Total SA’s withdrawal from Iran’s giant South Pars gas field has given China another chance to secure a stake in the world’s most coveted energy assets: abundant and low-cost Middle Eastern oil and gas.
Chinese companies have invested in Iraq, the United Arab Emirates and Iran in recent years, and have expressed interest in oil and gas projects in Saudi Arabia and Qatar. The resumption of sanctions by the U.S. on Iran has presented new opportunities, starting with the option to take control of South Pars after Total failed to secure an exemption from the U.S. penalties. Chinese companies are also interested in a $1.5 billion refinery upgrade in Iran.
The tilt east has been in the making for more than a decade as China’s economic expansion accelerated. U.S. and European companies still dominate the Middle Eastern oil and gas business, but their home countries are less reliant on the fuel. China, and other fast-growing nations in Asia, need the energy, and are increasingly bidding for concessions and joint ventures in the Persian Gulf region.

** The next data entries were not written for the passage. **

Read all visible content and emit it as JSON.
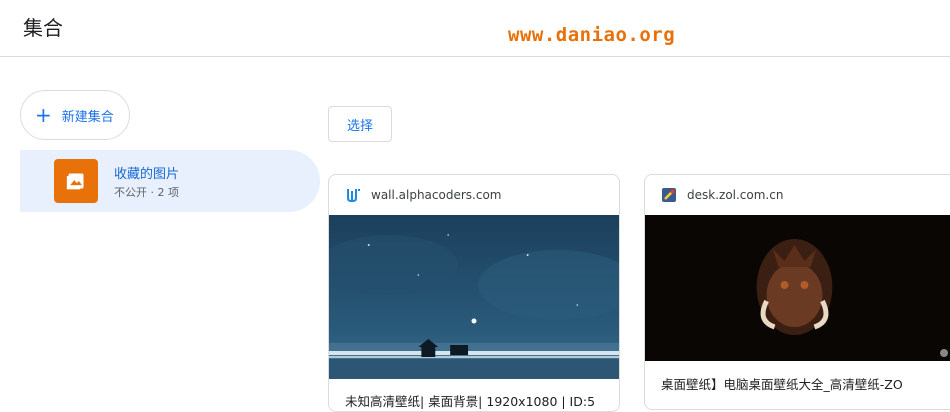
{
  "header": {
    "title": "集合",
    "watermark": "www.daniao.org"
  },
  "sidebar": {
    "new_collection_label": "新建集合",
    "collections": [
      {
        "name": "收藏的图片",
        "meta": "不公开 · 2 项",
        "thumb_icon": "photo-icon",
        "thumb_color": "#e8710a"
      }
    ]
  },
  "main": {
    "select_label": "选择",
    "cards": [
      {
        "source": "wall.alphacoders.com",
        "favicon": "alphacoders-icon",
        "caption": "未知高清壁纸| 桌面背景| 1920x1080 | ID:5"
      },
      {
        "source": "desk.zol.com.cn",
        "favicon": "zol-icon",
        "caption": "桌面壁纸】电脑桌面壁纸大全_高清壁纸-ZO"
      }
    ]
  },
  "colors": {
    "accent": "#1a73e8",
    "selected_bg": "#e8f0fe",
    "watermark": "#e8710a"
  }
}
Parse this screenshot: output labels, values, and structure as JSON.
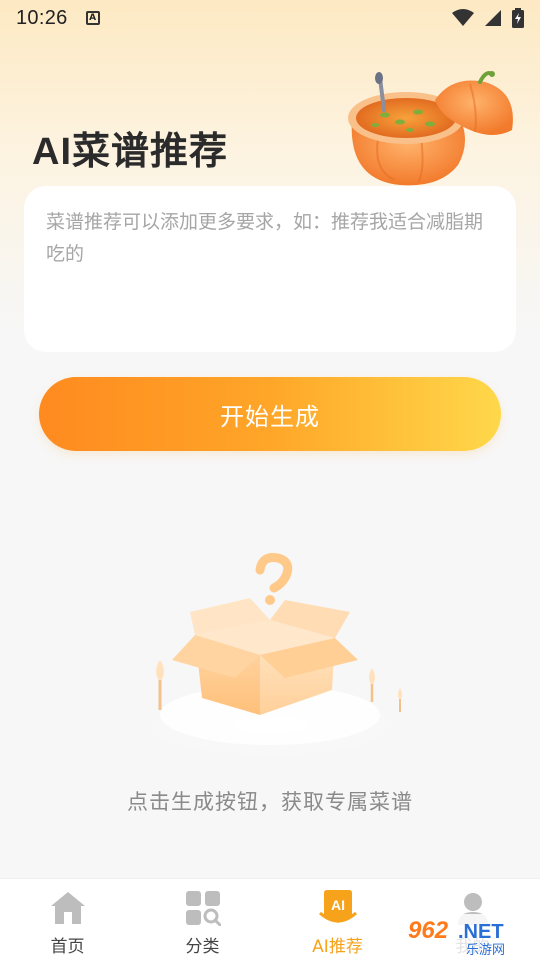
{
  "status_bar": {
    "time": "10:26"
  },
  "page_title": "AI菜谱推荐",
  "input": {
    "value": "",
    "placeholder": "菜谱推荐可以添加更多要求，如：推荐我适合减脂期吃的"
  },
  "generate_button": {
    "label": "开始生成"
  },
  "empty_state": {
    "text": "点击生成按钮，获取专属菜谱"
  },
  "tabs": [
    {
      "label": "首页",
      "icon": "home-icon",
      "active": false
    },
    {
      "label": "分类",
      "icon": "category-icon",
      "active": false
    },
    {
      "label": "AI推荐",
      "icon": "ai-icon",
      "active": true
    },
    {
      "label": "我的",
      "icon": "profile-icon",
      "active": false
    }
  ],
  "colors": {
    "accent": "#f7a21b",
    "button_start": "#ff8a1f",
    "button_end": "#ffd84a"
  },
  "watermark": {
    "logo_text": "962.NET",
    "sub_text": "乐游网"
  }
}
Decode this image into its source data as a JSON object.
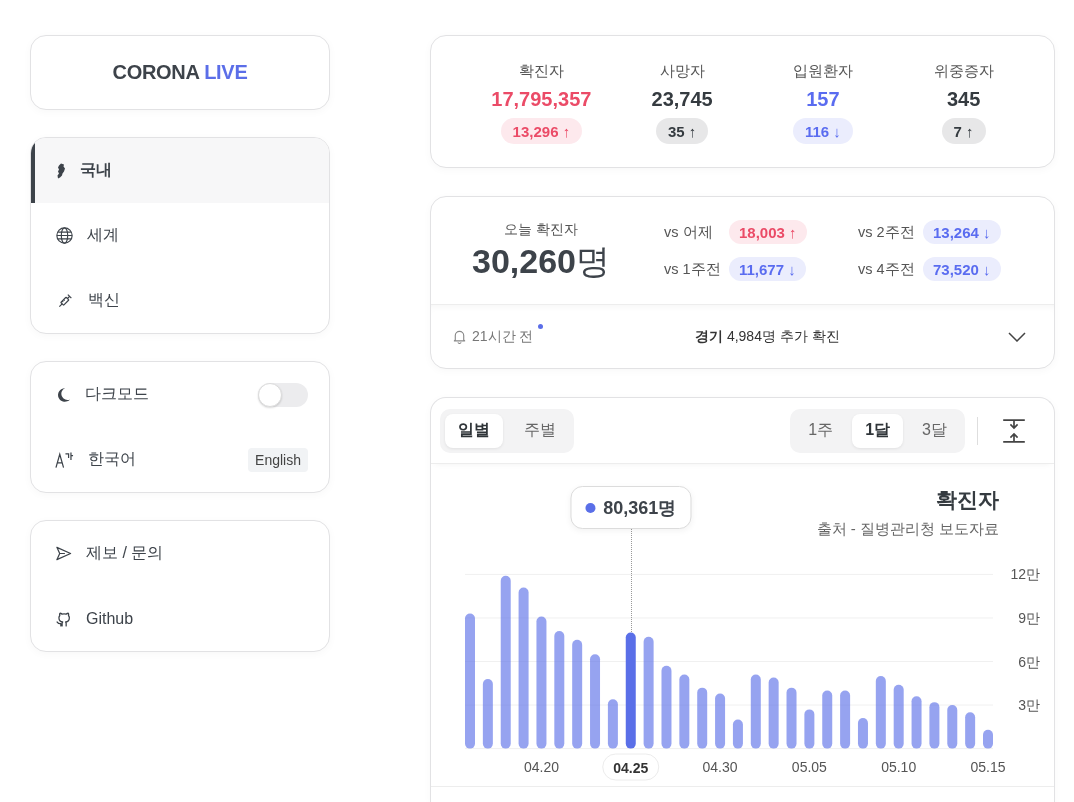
{
  "sidebar": {
    "logo": {
      "text": "CORONA",
      "highlight": "LIVE"
    },
    "nav": [
      {
        "label": "국내",
        "selected": true
      },
      {
        "label": "세계",
        "selected": false
      },
      {
        "label": "백신",
        "selected": false
      }
    ],
    "settings": [
      {
        "kind": "toggle",
        "label": "다크모드",
        "on": false
      },
      {
        "kind": "language",
        "label": "한국어",
        "button": "English"
      }
    ],
    "links": [
      {
        "label": "제보 / 문의"
      },
      {
        "label": "Github"
      }
    ]
  },
  "stats": [
    {
      "label": "확진자",
      "value": "17,795,357",
      "change": "13,296 ↑",
      "color": "#eb4b67"
    },
    {
      "label": "사망자",
      "value": "23,745",
      "change": "35 ↑",
      "color": "#353b40"
    },
    {
      "label": "입원환자",
      "value": "157",
      "change": "116 ↓",
      "color": "#5a6cf0"
    },
    {
      "label": "위중증자",
      "value": "345",
      "change": "7 ↑",
      "color": "#353b40"
    }
  ],
  "today": {
    "label": "오늘 확진자",
    "value": "**30,260**명",
    "comparisons": [
      {
        "label": "vs 어제",
        "value": "18,003 ↑",
        "color": "#eb4b67"
      },
      {
        "label": "vs 2주전",
        "value": "13,264 ↓",
        "color": "#5a6cf0"
      },
      {
        "label": "vs 1주전",
        "value": "11,677 ↓",
        "color": "#5a6cf0"
      },
      {
        "label": "vs 4주전",
        "value": "73,520 ↓",
        "color": "#5a6cf0"
      }
    ],
    "notice": {
      "time": "21시간 전",
      "unread": true,
      "message": "**경기** 4,984명 추가 확진",
      "expanded": false
    }
  },
  "chart": {
    "view_tabs": [
      {
        "label": "일별",
        "selected": true
      },
      {
        "label": "주별",
        "selected": false
      }
    ],
    "range_tabs": [
      {
        "label": "1주",
        "selected": false
      },
      {
        "label": "1달",
        "selected": true
      },
      {
        "label": "3달",
        "selected": false
      }
    ],
    "source": "출처 - 질병관리청 보도자료",
    "chart_data": {
      "type": "bar",
      "title": "확진자",
      "categories": [
        null,
        null,
        null,
        null,
        "04.20",
        null,
        null,
        null,
        null,
        "04.25",
        null,
        null,
        null,
        null,
        "04.30",
        null,
        null,
        null,
        null,
        "05.05",
        null,
        null,
        null,
        null,
        "05.10",
        null,
        null,
        null,
        null,
        "05.15"
      ],
      "series": [
        {
          "color": "#5a6fe8",
          "values": [
            9.3,
            4.8,
            11.9,
            11.1,
            9.1,
            8.1,
            7.5,
            6.5,
            3.4,
            8.0,
            7.7,
            5.7,
            5.1,
            4.2,
            3.8,
            2.0,
            5.1,
            4.9,
            4.2,
            2.7,
            4.0,
            4.0,
            2.1,
            5.0,
            4.4,
            3.6,
            3.2,
            3.0,
            2.5,
            1.3
          ]
        }
      ],
      "ylim": [
        0,
        12
      ],
      "yticks": [
        {
          "value": 3,
          "label": "3만"
        },
        {
          "value": 6,
          "label": "6만"
        },
        {
          "value": 9,
          "label": "9만"
        },
        {
          "value": 12,
          "label": "12만"
        }
      ],
      "grid": true,
      "annotations": [
        {
          "x": "04.25",
          "text": "80,361명"
        }
      ]
    }
  }
}
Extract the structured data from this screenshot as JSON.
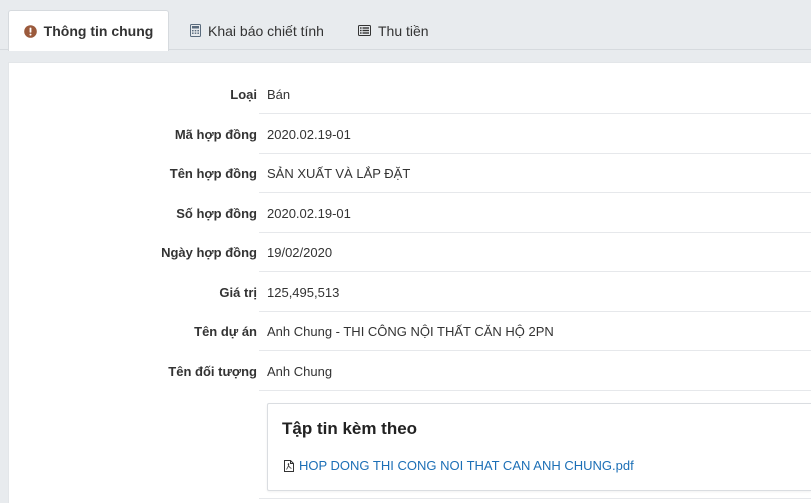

China’s demand for oil almost doubled in the past decade, while Middle East producers kept their market share at about 43 percent, according to BP Plc’s Statistical Review of World Energy data. Natural gas consumption is also booming as China strives to improve air quality by reducing its reliance on coal in favor of the cleaner fuel, BP said in its latest report in June.
Chinese companies have a long way to go to displace Western companies that have operated in the Middle East for over a century. They will still need Western expertise and are partnering with the majors such as BP and Total to extract the oil, and then are using ownership stakes to secure the supplies.